Problem
Please read the records below and return each line holding the string "机箱贴纸".

[Dataset rows for apps and sites]

↓↓↓

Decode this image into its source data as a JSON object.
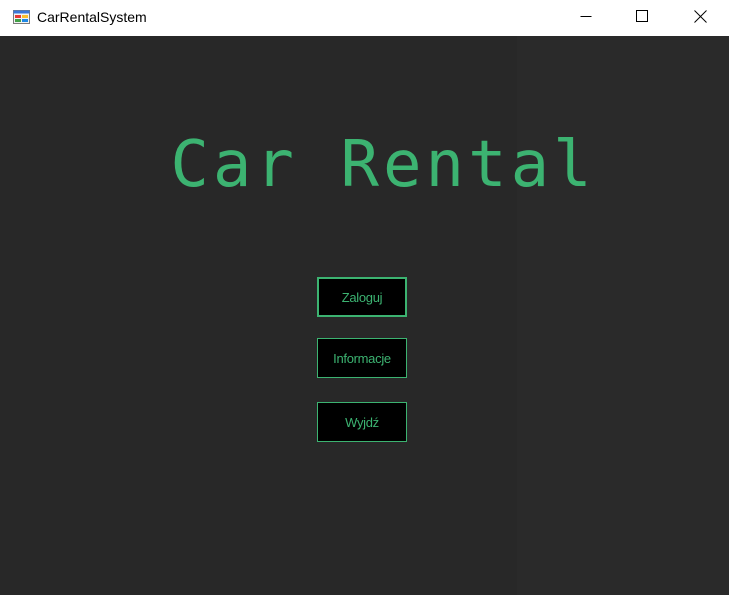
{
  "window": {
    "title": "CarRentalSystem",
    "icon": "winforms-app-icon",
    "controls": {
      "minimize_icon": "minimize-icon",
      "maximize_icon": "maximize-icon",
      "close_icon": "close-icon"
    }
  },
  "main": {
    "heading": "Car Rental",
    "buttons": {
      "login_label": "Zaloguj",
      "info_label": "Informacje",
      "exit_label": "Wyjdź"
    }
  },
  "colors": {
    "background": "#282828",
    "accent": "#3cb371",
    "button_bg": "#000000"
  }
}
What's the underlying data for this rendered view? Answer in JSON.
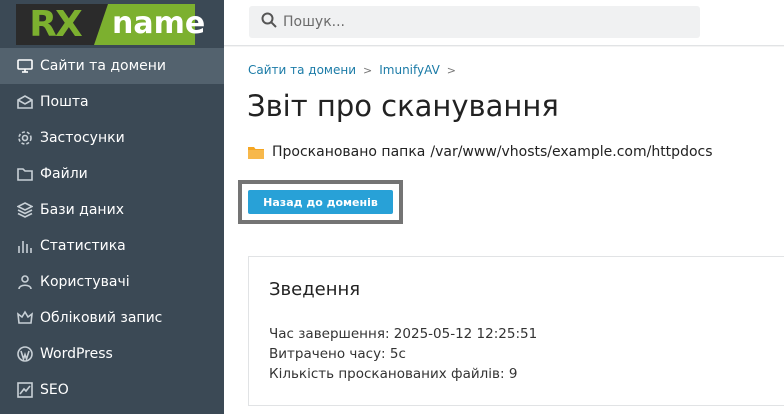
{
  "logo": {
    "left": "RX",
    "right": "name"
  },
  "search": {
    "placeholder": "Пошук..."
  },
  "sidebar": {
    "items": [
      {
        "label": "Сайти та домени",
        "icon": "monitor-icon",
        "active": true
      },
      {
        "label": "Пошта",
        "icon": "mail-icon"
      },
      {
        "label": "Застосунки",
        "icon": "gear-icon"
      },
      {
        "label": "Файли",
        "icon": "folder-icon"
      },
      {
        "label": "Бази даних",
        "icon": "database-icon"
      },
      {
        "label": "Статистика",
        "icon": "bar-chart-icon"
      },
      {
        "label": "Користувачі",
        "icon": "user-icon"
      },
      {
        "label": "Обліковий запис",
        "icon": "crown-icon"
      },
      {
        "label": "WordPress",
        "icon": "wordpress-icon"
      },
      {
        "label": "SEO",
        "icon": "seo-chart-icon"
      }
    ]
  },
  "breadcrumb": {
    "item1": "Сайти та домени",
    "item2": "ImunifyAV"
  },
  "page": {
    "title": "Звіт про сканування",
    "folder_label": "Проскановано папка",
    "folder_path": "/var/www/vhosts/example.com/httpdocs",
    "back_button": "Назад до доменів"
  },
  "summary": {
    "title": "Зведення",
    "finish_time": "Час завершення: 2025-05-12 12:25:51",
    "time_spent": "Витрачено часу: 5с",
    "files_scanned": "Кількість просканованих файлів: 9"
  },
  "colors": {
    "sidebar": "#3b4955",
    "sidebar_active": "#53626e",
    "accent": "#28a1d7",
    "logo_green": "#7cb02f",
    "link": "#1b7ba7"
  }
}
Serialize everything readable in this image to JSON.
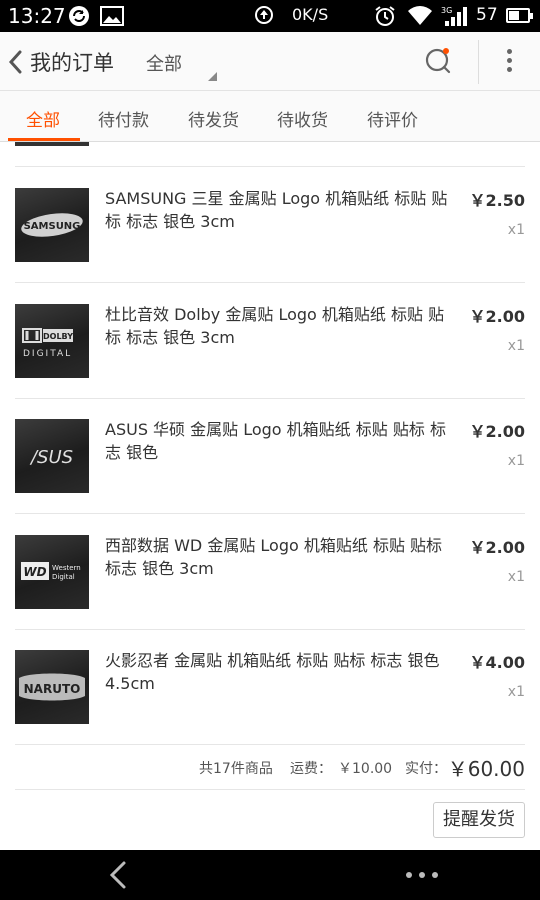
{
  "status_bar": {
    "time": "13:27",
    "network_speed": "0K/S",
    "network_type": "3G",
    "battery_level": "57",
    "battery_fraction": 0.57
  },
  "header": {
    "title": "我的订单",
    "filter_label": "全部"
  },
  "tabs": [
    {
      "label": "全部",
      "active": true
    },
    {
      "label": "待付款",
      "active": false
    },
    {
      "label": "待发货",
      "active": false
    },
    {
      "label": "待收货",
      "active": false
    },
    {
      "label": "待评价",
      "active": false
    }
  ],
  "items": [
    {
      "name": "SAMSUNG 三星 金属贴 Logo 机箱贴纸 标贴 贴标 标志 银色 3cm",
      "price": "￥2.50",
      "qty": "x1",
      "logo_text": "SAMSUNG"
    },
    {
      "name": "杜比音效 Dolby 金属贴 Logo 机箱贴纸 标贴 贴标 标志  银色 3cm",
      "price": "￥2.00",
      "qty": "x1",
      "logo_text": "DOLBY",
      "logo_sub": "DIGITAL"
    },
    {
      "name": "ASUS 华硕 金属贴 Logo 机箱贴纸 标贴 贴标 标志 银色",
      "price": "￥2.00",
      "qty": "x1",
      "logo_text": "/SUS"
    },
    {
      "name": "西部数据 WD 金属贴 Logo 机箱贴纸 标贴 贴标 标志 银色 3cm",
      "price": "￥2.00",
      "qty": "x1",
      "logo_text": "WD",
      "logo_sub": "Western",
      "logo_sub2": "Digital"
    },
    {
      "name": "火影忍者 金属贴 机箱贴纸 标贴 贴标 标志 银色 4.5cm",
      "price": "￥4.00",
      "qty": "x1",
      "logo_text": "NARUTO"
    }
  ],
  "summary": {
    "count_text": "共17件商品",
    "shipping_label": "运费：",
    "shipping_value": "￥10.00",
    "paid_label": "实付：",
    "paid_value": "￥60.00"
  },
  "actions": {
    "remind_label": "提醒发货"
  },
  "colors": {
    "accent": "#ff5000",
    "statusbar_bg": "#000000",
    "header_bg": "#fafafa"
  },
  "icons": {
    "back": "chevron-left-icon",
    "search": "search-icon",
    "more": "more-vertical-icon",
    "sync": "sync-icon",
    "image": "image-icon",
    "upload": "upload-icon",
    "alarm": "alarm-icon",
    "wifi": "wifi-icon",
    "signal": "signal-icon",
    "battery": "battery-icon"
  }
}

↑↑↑
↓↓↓

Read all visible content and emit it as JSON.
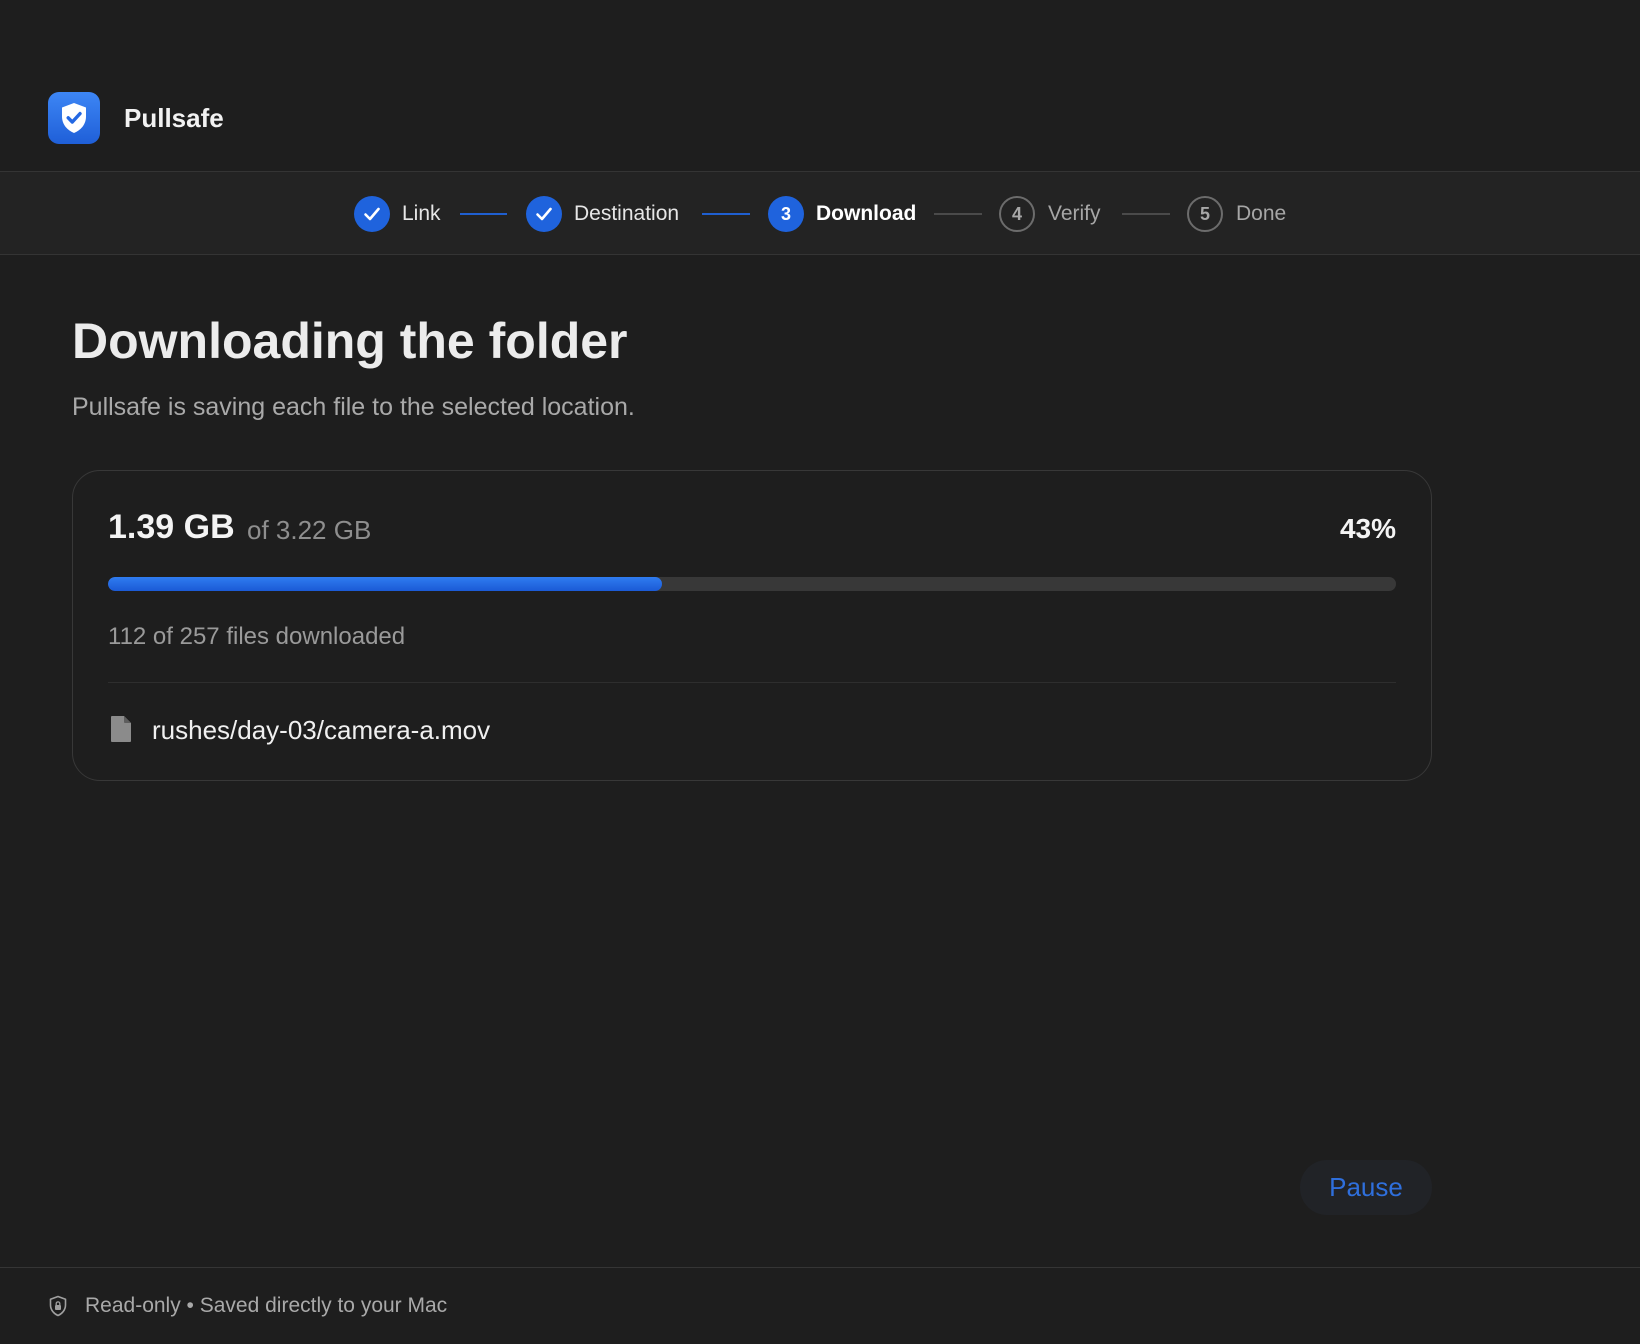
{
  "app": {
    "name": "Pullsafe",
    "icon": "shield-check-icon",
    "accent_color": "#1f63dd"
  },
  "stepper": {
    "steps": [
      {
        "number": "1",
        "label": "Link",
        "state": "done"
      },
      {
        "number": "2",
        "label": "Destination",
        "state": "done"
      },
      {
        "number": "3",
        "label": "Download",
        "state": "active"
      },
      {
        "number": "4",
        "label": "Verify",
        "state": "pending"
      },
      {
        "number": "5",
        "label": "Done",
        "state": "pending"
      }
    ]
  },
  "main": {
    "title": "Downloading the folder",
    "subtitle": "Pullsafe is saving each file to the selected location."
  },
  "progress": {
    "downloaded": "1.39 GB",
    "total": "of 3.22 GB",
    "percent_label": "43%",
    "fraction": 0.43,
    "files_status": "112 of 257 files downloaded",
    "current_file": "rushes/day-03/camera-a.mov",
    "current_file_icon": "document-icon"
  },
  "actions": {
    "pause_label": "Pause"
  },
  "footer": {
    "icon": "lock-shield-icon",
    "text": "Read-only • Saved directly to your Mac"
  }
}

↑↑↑

Answer space
      "name": "SAMSUNG 三星 金属贴 Logo 机箱贴纸 标贴 贴标 标志 银色 3cm",
      "name": "杜比音效 Dolby 金属贴 Logo 机箱贴纸 标贴 贴标 标志  银色 3cm",
      "name": "ASUS 华硕 金属贴 Logo 机箱贴纸 标贴 贴标 标志 银色",
      "name": "西部数据 WD 金属贴 Logo 机箱贴纸 标贴 贴标 标志 银色 3cm",
      "name": "火影忍者 金属贴 机箱贴纸 标贴 贴标 标志 银色 4.5cm",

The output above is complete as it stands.